He has to name replacements for three female ministers who lost their seats in last month's election — Fisheries Minister Bernadette Jordan, Gender Equality Minister Maryam Monsef and Seniors Minister Deb Schulte — as well as Infrastructure Minister Catherine McKenna who did not seek re-election.

While only Trudeau and a handful of his closest advisers know who the prime minister will choose to fill those vacancies, speculation has centred on rookie Halifax West MP Lena Metlege Diab, a former provincial justice minister, to fill Jordan's Nova Scotia slot.

McKenna's Ottawa slot could be filled by Orleans MP Marie-France Lalonde, a former Ontario cabinet minister, newly elected Kanata-Carleton MP Jenna Sudds, a former deputy mayor of Ottawa, or veteran Ottawa West-Nepean MP Anita Vandenbeld.

Trudeau received some unsolicited opposition advice Monday about who shouldn't make the cut.

In addition to calling for Sajjan to be removed from the cabinet, Conservatives warned Trudeau against appointing Fredericton MP Jenica Atwin, who defected from the Greens last spring following a dispute with that party's leadership over the Israeli-Palestinian conflict.

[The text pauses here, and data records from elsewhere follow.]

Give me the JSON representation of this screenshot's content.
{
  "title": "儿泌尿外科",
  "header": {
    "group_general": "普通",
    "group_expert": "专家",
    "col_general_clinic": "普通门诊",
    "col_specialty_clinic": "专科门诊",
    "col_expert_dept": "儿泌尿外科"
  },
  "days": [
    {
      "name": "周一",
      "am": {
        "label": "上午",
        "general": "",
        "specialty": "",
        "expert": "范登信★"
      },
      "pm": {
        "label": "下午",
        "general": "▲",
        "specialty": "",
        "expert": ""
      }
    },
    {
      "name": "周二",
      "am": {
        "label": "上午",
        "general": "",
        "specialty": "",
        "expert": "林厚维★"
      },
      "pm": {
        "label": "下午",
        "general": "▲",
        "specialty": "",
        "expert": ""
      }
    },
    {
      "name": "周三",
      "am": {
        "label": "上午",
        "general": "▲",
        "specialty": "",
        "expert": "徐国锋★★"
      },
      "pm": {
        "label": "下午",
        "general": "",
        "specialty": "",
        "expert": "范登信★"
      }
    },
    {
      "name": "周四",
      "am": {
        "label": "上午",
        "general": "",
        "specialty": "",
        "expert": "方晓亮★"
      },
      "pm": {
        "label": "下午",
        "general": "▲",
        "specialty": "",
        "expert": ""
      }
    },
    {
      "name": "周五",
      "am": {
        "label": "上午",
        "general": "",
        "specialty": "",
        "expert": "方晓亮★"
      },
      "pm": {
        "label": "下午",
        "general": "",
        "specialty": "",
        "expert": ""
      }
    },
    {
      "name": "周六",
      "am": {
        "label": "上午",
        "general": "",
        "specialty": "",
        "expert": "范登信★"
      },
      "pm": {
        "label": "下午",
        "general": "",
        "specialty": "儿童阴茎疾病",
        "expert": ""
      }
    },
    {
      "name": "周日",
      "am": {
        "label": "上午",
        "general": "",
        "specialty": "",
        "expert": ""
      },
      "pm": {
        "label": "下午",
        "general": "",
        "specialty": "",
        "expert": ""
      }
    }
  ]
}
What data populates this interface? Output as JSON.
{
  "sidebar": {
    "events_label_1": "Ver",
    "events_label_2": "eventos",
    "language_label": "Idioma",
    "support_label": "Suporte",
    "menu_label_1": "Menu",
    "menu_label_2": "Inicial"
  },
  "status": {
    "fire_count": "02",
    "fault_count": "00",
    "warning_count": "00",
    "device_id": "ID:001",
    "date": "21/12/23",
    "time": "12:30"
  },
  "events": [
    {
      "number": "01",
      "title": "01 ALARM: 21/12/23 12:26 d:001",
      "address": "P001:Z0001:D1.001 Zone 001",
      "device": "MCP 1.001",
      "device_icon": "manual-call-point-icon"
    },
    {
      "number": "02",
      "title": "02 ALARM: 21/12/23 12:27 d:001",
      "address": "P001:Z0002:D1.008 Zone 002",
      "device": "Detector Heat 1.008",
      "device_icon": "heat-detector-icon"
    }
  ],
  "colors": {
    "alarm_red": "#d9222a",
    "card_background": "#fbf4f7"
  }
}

Atwin, who had referred to Israel as an apartheid state, won re-election last month as a Liberal.

Meanwhile, the NDP and some Indigenous leaders called on Trudeau to dump Crown-Indigenous Relations Minister Carolyn Bennett, whom they accused of failing to live up to the Liberal government's commitment to reconciliation.

Once sworn in, any new faces in new places will quickly get a crash course on their portfolios and try to soak up details ahead of Parliament's return on Nov. 22.

The Liberals have said that high atop the agenda for MPs when the House of Commons returns is a $7.4-billion reshaping of federal pandemic aid, which the Liberals unveiled late last week.

The swearing-in ceremony, presided over by Gov Gen. Mary May Simon, is set to kick off at Rideau Hall at 10:30 a.m. Tuesday.

This report by The Canadian Press was first published Oct. 25, 2021.

Joan Bryden and Mia Rabson, The Canadian Press